Reinforced coordination is now well on track. And a coherent, cost-effective approach to planning and delivering water-related programmes is emerging. The usefulness of these efforts should not be underestimated. They are essential in maximizing the effect of available resources. However, we must also acknowledge that coordination alone will not deliver clean water and sanitation to those who need them. Availability of funding remains as ever a precondition for action. Within the framework of the ninth European Development Fund, EUR555 million ($633 million) have already been allocated to water in 14 African, Caribbean and Pacific (ACP) states. But the European Commission recognizes that significant amounts of additional funds will have to be invested in water and sanitation if we are credibly to maintain the ambition of delivering on the Millennium Development Goals.
Many will be the rewards if we manage to deliver real improvements in people’s access to water and sanitation around the world

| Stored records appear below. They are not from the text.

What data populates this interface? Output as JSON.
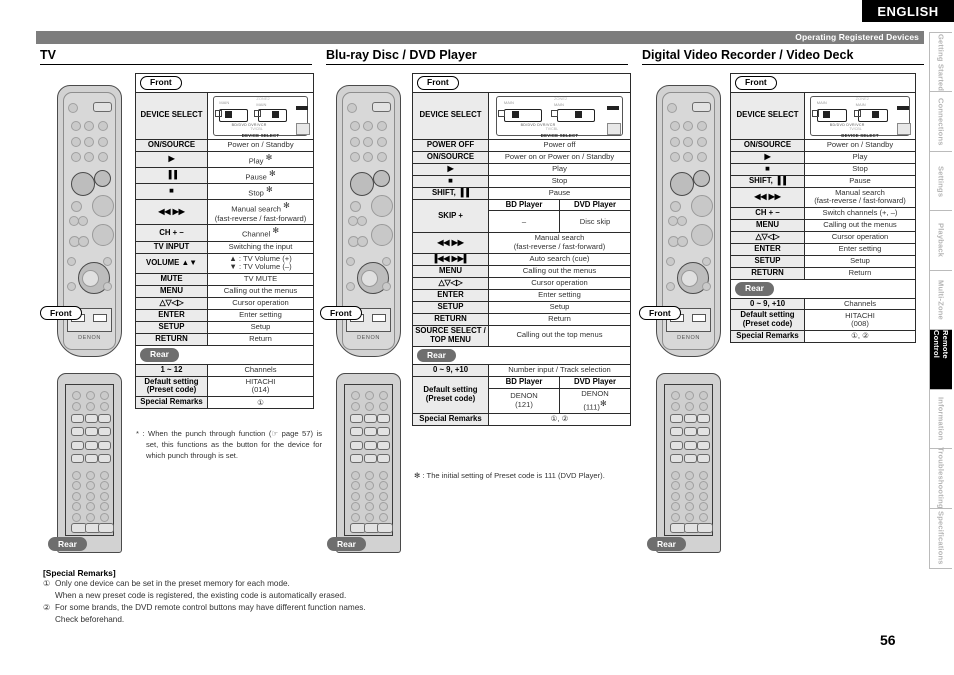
{
  "header": {
    "language_tab": "ENGLISH",
    "section_label": "Operating Registered Devices"
  },
  "page_number": "56",
  "sidebar": {
    "tabs": [
      {
        "label": "Getting Started",
        "active": false
      },
      {
        "label": "Connections",
        "active": false
      },
      {
        "label": "Settings",
        "active": false
      },
      {
        "label": "Playback",
        "active": false
      },
      {
        "label": "Multi-Zone",
        "active": false
      },
      {
        "label": "Remote Control",
        "active": true
      },
      {
        "label": "Information",
        "active": false
      },
      {
        "label": "Troubleshooting",
        "active": false
      },
      {
        "label": "Specifications",
        "active": false
      }
    ]
  },
  "columns": {
    "tv": {
      "title": "TV",
      "front_badge": "Front",
      "rear_badge": "Rear",
      "remote_front_badge": "Front",
      "remote_rear_badge": "Rear",
      "device_select_label": "DEVICE SELECT",
      "device_select_caption": "DEVICE SELECT",
      "rows": [
        {
          "key": "ON/SOURCE",
          "val": "Power on / Standby"
        },
        {
          "key": "▶",
          "val": "Play",
          "star": true
        },
        {
          "key": "▐▐",
          "val": "Pause",
          "star": true
        },
        {
          "key": "■",
          "val": "Stop",
          "star": true
        },
        {
          "key": "◀◀  ▶▶",
          "val": "Manual search",
          "val2": "(fast-reverse / fast-forward)",
          "star": true
        },
        {
          "key": "CH + –",
          "val": "Channel",
          "star": true
        },
        {
          "key": "TV INPUT",
          "val": "Switching the input"
        },
        {
          "key": "VOLUME ▲▼",
          "val": "▲ : TV Volume (+)",
          "val2": "▼ : TV Volume (–)"
        },
        {
          "key": "MUTE",
          "val": "TV MUTE"
        },
        {
          "key": "MENU",
          "val": "Calling out the menus"
        },
        {
          "key": "△▽◁▷",
          "val": "Cursor operation"
        },
        {
          "key": "ENTER",
          "val": "Enter setting"
        },
        {
          "key": "SETUP",
          "val": "Setup"
        },
        {
          "key": "RETURN",
          "val": "Return"
        }
      ],
      "rear_rows": [
        {
          "key": "1 ~ 12",
          "val": "Channels"
        },
        {
          "key": "Default setting",
          "key2": "(Preset code)",
          "val": "HITACHI",
          "val2": "(014)"
        },
        {
          "key": "Special Remarks",
          "val": "①"
        }
      ],
      "footnote": "* : When the punch through function (☞ page 57) is set, this functions as the button for the device for which punch through is set."
    },
    "bd": {
      "title": "Blu-ray Disc / DVD Player",
      "front_badge": "Front",
      "rear_badge": "Rear",
      "remote_front_badge": "Front",
      "remote_rear_badge": "Rear",
      "device_select_label": "DEVICE SELECT",
      "device_select_caption": "DEVICE SELECT",
      "rows": [
        {
          "key": "POWER OFF",
          "val": "Power off"
        },
        {
          "key": "ON/SOURCE",
          "val": "Power on or Power on / Standby"
        },
        {
          "key": "▶",
          "val": "Play"
        },
        {
          "key": "■",
          "val": "Stop"
        },
        {
          "key": "SHIFT, ▐▐",
          "val": "Pause"
        }
      ],
      "skip_block": {
        "col1_header": "BD Player",
        "col2_header": "DVD Player",
        "key": "SKIP +",
        "col1_val": "–",
        "col2_val": "Disc skip"
      },
      "rows2": [
        {
          "key": "◀◀  ▶▶",
          "val": "Manual search",
          "val2": "(fast-reverse / fast-forward)"
        },
        {
          "key": "▐◀◀  ▶▶▌",
          "val": "Auto search (cue)"
        },
        {
          "key": "MENU",
          "val": "Calling out the menus"
        },
        {
          "key": "△▽◁▷",
          "val": "Cursor operation"
        },
        {
          "key": "ENTER",
          "val": "Enter setting"
        },
        {
          "key": "SETUP",
          "val": "Setup"
        },
        {
          "key": "RETURN",
          "val": "Return"
        },
        {
          "key": "SOURCE SELECT /",
          "key2": "TOP MENU",
          "val": "Calling out the top menus"
        }
      ],
      "rear_rows": [
        {
          "key": "0 ~ 9, +10",
          "val": "Number input / Track selection"
        }
      ],
      "default_block": {
        "col1_header": "BD Player",
        "col2_header": "DVD Player",
        "key": "Default setting",
        "key2": "(Preset code)",
        "col1_val": "DENON",
        "col1_val2": "(121)",
        "col2_val": "DENON",
        "col2_val2": "(111)",
        "col2_star": true
      },
      "special_remarks": {
        "key": "Special Remarks",
        "val": "①, ②"
      },
      "footnote": "✻ : The initial setting of Preset code is 111 (DVD Player)."
    },
    "dvr": {
      "title": "Digital Video Recorder / Video Deck",
      "front_badge": "Front",
      "rear_badge": "Rear",
      "remote_front_badge": "Front",
      "remote_rear_badge": "Rear",
      "device_select_label": "DEVICE SELECT",
      "device_select_caption": "DEVICE SELECT",
      "rows": [
        {
          "key": "ON/SOURCE",
          "val": "Power on / Standby"
        },
        {
          "key": "▶",
          "val": "Play"
        },
        {
          "key": "■",
          "val": "Stop"
        },
        {
          "key": "SHIFT, ▐▐",
          "val": "Pause"
        },
        {
          "key": "◀◀  ▶▶",
          "val": "Manual search",
          "val2": "(fast-reverse / fast-forward)"
        },
        {
          "key": "CH + –",
          "val": "Switch channels (+, –)"
        },
        {
          "key": "MENU",
          "val": "Calling out the menus"
        },
        {
          "key": "△▽◁▷",
          "val": "Cursor operation"
        },
        {
          "key": "ENTER",
          "val": "Enter setting"
        },
        {
          "key": "SETUP",
          "val": "Setup"
        },
        {
          "key": "RETURN",
          "val": "Return"
        }
      ],
      "rear_rows": [
        {
          "key": "0 ~ 9, +10",
          "val": "Channels"
        },
        {
          "key": "Default setting",
          "key2": "(Preset code)",
          "val": "HITACHI",
          "val2": "(008)"
        },
        {
          "key": "Special Remarks",
          "val": "①, ②"
        }
      ]
    }
  },
  "special_remarks": {
    "title": "[Special Remarks]",
    "items": [
      {
        "num": "①",
        "line1": "Only one device can be set in the preset memory for each mode.",
        "line2": "When a new preset code is registered, the existing code is automatically erased."
      },
      {
        "num": "②",
        "line1": "For some brands, the DVD remote control buttons may have different function names.",
        "line2": "Check beforehand."
      }
    ]
  },
  "remote_graphics": {
    "brand": "DENON",
    "device_select_caption": "DEVICE SELECT",
    "zone_main": "MAIN",
    "zone_2": "ZONE2"
  }
}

A concrete proposal
Earlier this year we therefore proposed establishing an EU water facility of EUR1 billion ($1.14 billion) from the European Development Fund to promote access to clean water and sanitation for the people of the ACP countries. The initiative is being followed up by a concrete proposal, presented to the EU Council at the beginning of 2004. The main objective of the facility will be to serve as a catalyst – promoting new initiatives and new information, building research and management capacity in ACP countries, and providing the flexible source of funding which is often the missing link in financing sustainable water-related programmes.

The facility will be based on three key principles:

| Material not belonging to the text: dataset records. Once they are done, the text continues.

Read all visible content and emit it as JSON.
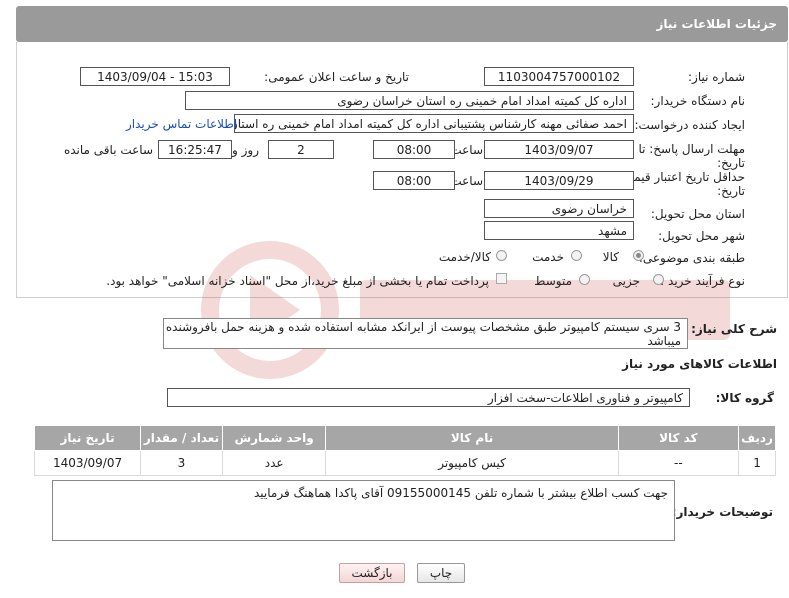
{
  "header": {
    "title": "جزئیات اطلاعات نیاز"
  },
  "form": {
    "need_number_label": "شماره نیاز:",
    "need_number": "1103004757000102",
    "announce_label": "تاریخ و ساعت اعلان عمومی:",
    "announce_value": "1403/09/04 - 15:03",
    "buyer_org_label": "نام دستگاه خریدار:",
    "buyer_org": "اداره کل کمیته امداد امام خمینی  ره  استان خراسان رضوی",
    "requester_label": "ایجاد کننده درخواست:",
    "requester": "احمد صفائی مهنه کارشناس پشتیبانی اداره کل کمیته امداد امام خمینی  ره  استان خراسان رضوی",
    "contact_link": "اطلاعات تماس خریدار",
    "deadline_label_1": "مهلت ارسال پاسخ: تا",
    "deadline_label_2": "تاریخ:",
    "deadline_date": "1403/09/07",
    "time_label": "ساعت",
    "deadline_time": "08:00",
    "days_value": "2",
    "days_label": "روز و",
    "remaining_time": "16:25:47",
    "remaining_label": "ساعت باقی مانده",
    "validity_label_1": "حداقل تاریخ اعتبار قیمت: تا",
    "validity_label_2": "تاریخ:",
    "validity_date": "1403/09/29",
    "validity_time": "08:00",
    "province_label": "استان محل تحویل:",
    "province": "خراسان رضوی",
    "city_label": "شهر محل تحویل:",
    "city": "مشهد",
    "category_label": "طبقه بندی موضوعی:",
    "category_options": [
      "کالا",
      "خدمت",
      "کالا/خدمت"
    ],
    "category_selected": "کالا",
    "process_label": "نوع فرآیند خرید :",
    "process_options": [
      "جزیی",
      "متوسط"
    ],
    "payment_note": "پرداخت تمام یا بخشی از مبلغ خرید،از محل \"اسناد خزانه اسلامی\" خواهد بود."
  },
  "description": {
    "label": "شرح کلی نیاز:",
    "text": "3 سری سیستم کامپیوتر طبق مشخصات پیوست از ایرانکد مشابه استفاده شده و هزینه حمل بافروشنده میباشد"
  },
  "goods": {
    "section_title": "اطلاعات کالاهای مورد نیاز",
    "group_label": "گروه کالا:",
    "group_value": "کامپیوتر و فناوری اطلاعات-سخت افزار",
    "columns": [
      "ردیف",
      "کد کالا",
      "نام کالا",
      "واحد شمارش",
      "تعداد / مقدار",
      "تاریخ نیاز"
    ],
    "rows": [
      {
        "index": "1",
        "code": "--",
        "name": "کیس کامپیوتر",
        "unit": "عدد",
        "qty": "3",
        "date": "1403/09/07"
      }
    ]
  },
  "buyer_notes": {
    "label": "توضیحات خریدار:",
    "text": "جهت کسب اطلاع بیشتر با شماره تلفن 09155000145 آقای پاکدا هماهنگ فرمایید"
  },
  "buttons": {
    "print": "چاپ",
    "back": "بازگشت"
  },
  "colors": {
    "header_bg": "#9a9a9a",
    "link": "#1a4fb5",
    "watermark": "#c0392b"
  }
}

  • Governance: It will offer a helping hand to those ACP countries that display real commitment to the development of sound national water policies. Funds from the facility will be invested in measures to build or strengthen institutional and regulatory frameworks which are seen as a precondition for recipient countries’ ability to attract more funds.

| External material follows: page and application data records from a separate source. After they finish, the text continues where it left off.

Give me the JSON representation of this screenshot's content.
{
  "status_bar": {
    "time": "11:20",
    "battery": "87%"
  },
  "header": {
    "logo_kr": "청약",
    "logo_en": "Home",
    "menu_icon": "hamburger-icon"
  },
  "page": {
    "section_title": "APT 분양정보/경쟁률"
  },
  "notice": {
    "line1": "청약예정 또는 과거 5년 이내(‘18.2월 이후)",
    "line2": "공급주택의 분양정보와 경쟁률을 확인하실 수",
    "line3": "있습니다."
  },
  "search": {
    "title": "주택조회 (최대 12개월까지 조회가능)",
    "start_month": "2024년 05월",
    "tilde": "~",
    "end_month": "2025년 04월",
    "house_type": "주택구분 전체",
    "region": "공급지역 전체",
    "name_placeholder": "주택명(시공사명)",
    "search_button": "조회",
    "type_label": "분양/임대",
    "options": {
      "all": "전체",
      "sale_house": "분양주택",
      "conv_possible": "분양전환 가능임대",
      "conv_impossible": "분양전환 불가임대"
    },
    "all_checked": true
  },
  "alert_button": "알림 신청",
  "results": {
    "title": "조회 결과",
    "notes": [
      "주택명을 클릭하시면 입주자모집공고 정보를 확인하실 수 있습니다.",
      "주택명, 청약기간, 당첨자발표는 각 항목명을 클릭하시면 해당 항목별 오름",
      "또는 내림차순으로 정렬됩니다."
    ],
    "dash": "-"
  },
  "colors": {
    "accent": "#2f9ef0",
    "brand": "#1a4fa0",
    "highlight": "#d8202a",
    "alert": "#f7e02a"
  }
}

  • Ownership: The facility will be a demand-driven instrument supporting the realization of existing initiatives such as the EU-Africa strategic partnership. At country level, the focus will be on realizing recipient countries’ poverty reduction strategies that fully integrate water and sanitation as priority areas.

  • Innovation and flexibility. The facility should generate maximum leverage by offering creative combinations of grants with other financial sources to fund basic infrastructure. This could be the necessary seed capital to get projects off the ground and ensure the development of the enabling environment needed for investment. And it should be a tool in forging the public-private partnerships needed to increase funding.

Many will be the rewards – such as in poverty reduction, sustainable development and conflict prevention – if we manage to deliver real improvements in people’s access to water and sanitation around the world. Many, too, will be the costs if we fail. We have undertaken clear commitments. Now it is time for these to be reflected in developing countries’ policies and budgets, and in the response from the international community in generating the necessary funds. The Commission stands by its commitments. With the water initiative, the water facility and other efforts seeing the light of day, there is a real chance that we will be able substantially to reduce the number of people for whom a glass of clean tap water remains a dream


Poul Nielson is EU Commissioner for Development and Humanitarian Aid, and Chief Executive Officer for the EuropeAid Co-operation Office.

PHOTOGRAPH: K. C. Limarga/UNEP/Topham


This issue:
Contents | Editorial K. Töpfer | Action for tomorrow | Turning words into action | One hand washes the other | People | Fragile resource | Realizing the dream | Washing away poverty | At a glance: Water and sanitation | Music makes magic – Angélique Kidjo | Targeting sanitation | In a city like Mumbai | Flowing from the bottom up | Books & products | Watering a thirsty land | Peace through parks | Reaching the unheard


Complementary issues:
Water, 1996
Freshwater, 1998
The Environment Millennium, 2000
Poverty Health and the Environment, 2001
WSSD, 2002
Freshwater, 2003